Data extracts:

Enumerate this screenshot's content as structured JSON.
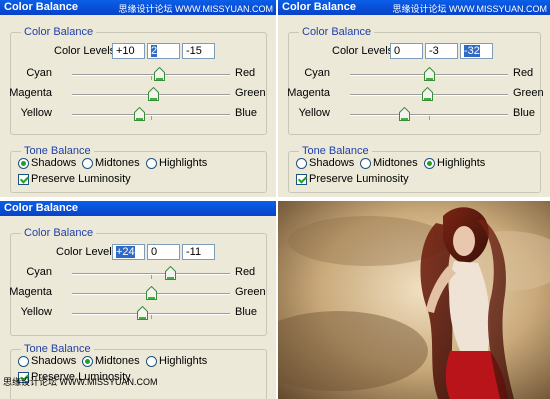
{
  "panels": [
    {
      "title": "Color Balance",
      "watermark": "思缘设计论坛 WWW.MISSYUAN.COM",
      "color_balance_label": "Color Balance",
      "color_levels_label": "Color Levels:",
      "levels": [
        "+10",
        "2",
        "-15"
      ],
      "selected_level": 1,
      "sliders": [
        {
          "left": "Cyan",
          "right": "Red",
          "value": 10
        },
        {
          "left": "Magenta",
          "right": "Green",
          "value": 2
        },
        {
          "left": "Yellow",
          "right": "Blue",
          "value": -15
        }
      ],
      "tone_balance_label": "Tone Balance",
      "tones": [
        "Shadows",
        "Midtones",
        "Highlights"
      ],
      "selected_tone": "Shadows",
      "preserve_label": "Preserve Luminosity",
      "preserve_checked": true
    },
    {
      "title": "Color Balance",
      "watermark": "思缘设计论坛 WWW.MISSYUAN.COM",
      "color_balance_label": "Color Balance",
      "color_levels_label": "Color Levels:",
      "levels": [
        "0",
        "-3",
        "-32"
      ],
      "selected_level": 2,
      "sliders": [
        {
          "left": "Cyan",
          "right": "Red",
          "value": 0
        },
        {
          "left": "Magenta",
          "right": "Green",
          "value": -3
        },
        {
          "left": "Yellow",
          "right": "Blue",
          "value": -32
        }
      ],
      "tone_balance_label": "Tone Balance",
      "tones": [
        "Shadows",
        "Midtones",
        "Highlights"
      ],
      "selected_tone": "Highlights",
      "preserve_label": "Preserve Luminosity",
      "preserve_checked": true
    },
    {
      "title": "Color Balance",
      "watermark": "",
      "color_balance_label": "Color Balance",
      "color_levels_label": "Color Levels:",
      "levels": [
        "+24",
        "0",
        "-11"
      ],
      "selected_level": 0,
      "sliders": [
        {
          "left": "Cyan",
          "right": "Red",
          "value": 24
        },
        {
          "left": "Magenta",
          "right": "Green",
          "value": 0
        },
        {
          "left": "Yellow",
          "right": "Blue",
          "value": -11
        }
      ],
      "tone_balance_label": "Tone Balance",
      "tones": [
        "Shadows",
        "Midtones",
        "Highlights"
      ],
      "selected_tone": "Midtones",
      "preserve_label": "Preserve Luminosity",
      "preserve_checked": true
    }
  ],
  "footer_watermark": "思缘设计论坛 WWW.MISSYUAN.COM",
  "colors": {
    "titlebar": "#0842c8",
    "dialog_bg": "#ece9d8",
    "group_label": "#1f3fa8",
    "selection": "#316ac5",
    "check_green": "#21a121"
  },
  "icons": {
    "slider_thumb": "triangle-slider-thumb-icon",
    "radio": "radio-icon",
    "checkbox": "checkbox-icon"
  }
}
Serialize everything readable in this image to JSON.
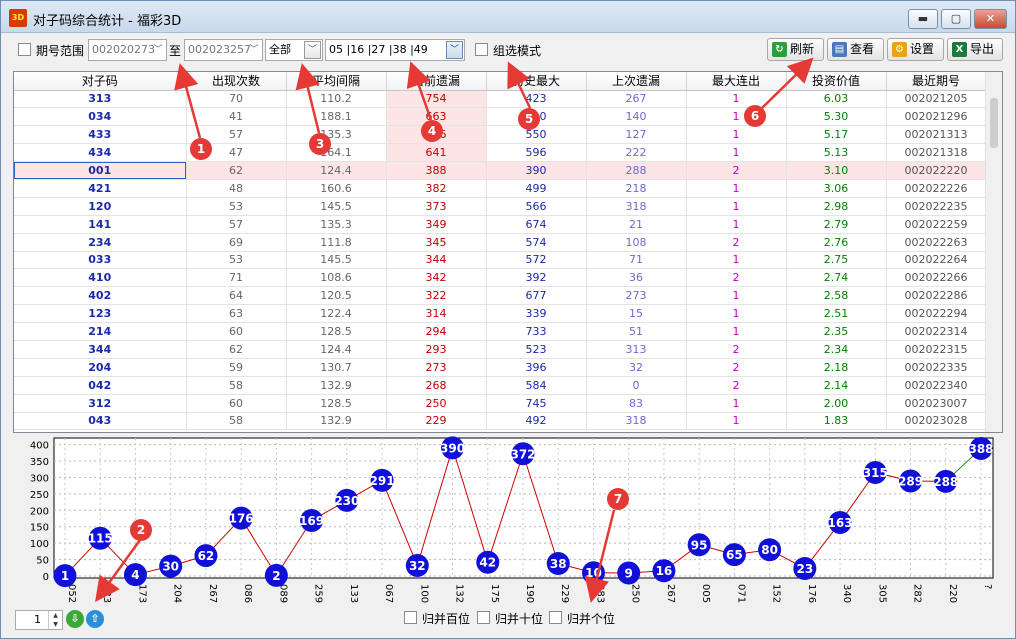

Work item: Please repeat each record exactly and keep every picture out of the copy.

Output for this task:
Enumerate this screenshot's content as structured JSON.
{
  "panels": [
    {
      "title": "Color Balance",
      "watermark": "思缘设计论坛 WWW.MISSYUAN.COM",
      "color_balance_label": "Color Balance",
      "color_levels_label": "Color Levels:",
      "levels": [
        "+10",
        "2",
        "-15"
      ],
      "selected_level": 1,
      "sliders": [
        {
          "left": "Cyan",
          "right": "Red",
          "value": 10
        },
        {
          "left": "Magenta",
          "right": "Green",
          "value": 2
        },
        {
          "left": "Yellow",
          "right": "Blue",
          "value": -15
        }
      ],
      "tone_balance_label": "Tone Balance",
      "tones": [
        "Shadows",
        "Midtones",
        "Highlights"
      ],
      "selected_tone": "Shadows",
      "preserve_label": "Preserve Luminosity",
      "preserve_checked": true
    },
    {
      "title": "Color Balance",
      "watermark": "思缘设计论坛 WWW.MISSYUAN.COM",
      "color_balance_label": "Color Balance",
      "color_levels_label": "Color Levels:",
      "levels": [
        "0",
        "-3",
        "-32"
      ],
      "selected_level": 2,
      "sliders": [
        {
          "left": "Cyan",
          "right": "Red",
          "value": 0
        },
        {
          "left": "Magenta",
          "right": "Green",
          "value": -3
        },
        {
          "left": "Yellow",
          "right": "Blue",
          "value": -32
        }
      ],
      "tone_balance_label": "Tone Balance",
      "tones": [
        "Shadows",
        "Midtones",
        "Highlights"
      ],
      "selected_tone": "Highlights",
      "preserve_label": "Preserve Luminosity",
      "preserve_checked": true
    },
    {
      "title": "Color Balance",
      "watermark": "",
      "color_balance_label": "Color Balance",
      "color_levels_label": "Color Levels:",
      "levels": [
        "+24",
        "0",
        "-11"
      ],
      "selected_level": 0,
      "sliders": [
        {
          "left": "Cyan",
          "right": "Red",
          "value": 24
        },
        {
          "left": "Magenta",
          "right": "Green",
          "value": 0
        },
        {
          "left": "Yellow",
          "right": "Blue",
          "value": -11
        }
      ],
      "tone_balance_label": "Tone Balance",
      "tones": [
        "Shadows",
        "Midtones",
        "Highlights"
      ],
      "selected_tone": "Midtones",
      "preserve_label": "Preserve Luminosity",
      "preserve_checked": true
    }
  ],
  "footer_watermark": "思缘设计论坛 WWW.MISSYUAN.COM",
  "colors": {
    "titlebar": "#0842c8",
    "dialog_bg": "#ece9d8",
    "group_label": "#1f3fa8",
    "selection": "#316ac5",
    "check_green": "#21a121"
  },
  "icons": {
    "slider_thumb": "triangle-slider-thumb-icon",
    "radio": "radio-icon",
    "checkbox": "checkbox-icon"
  }
}
Serialize everything readable in this image to JSON.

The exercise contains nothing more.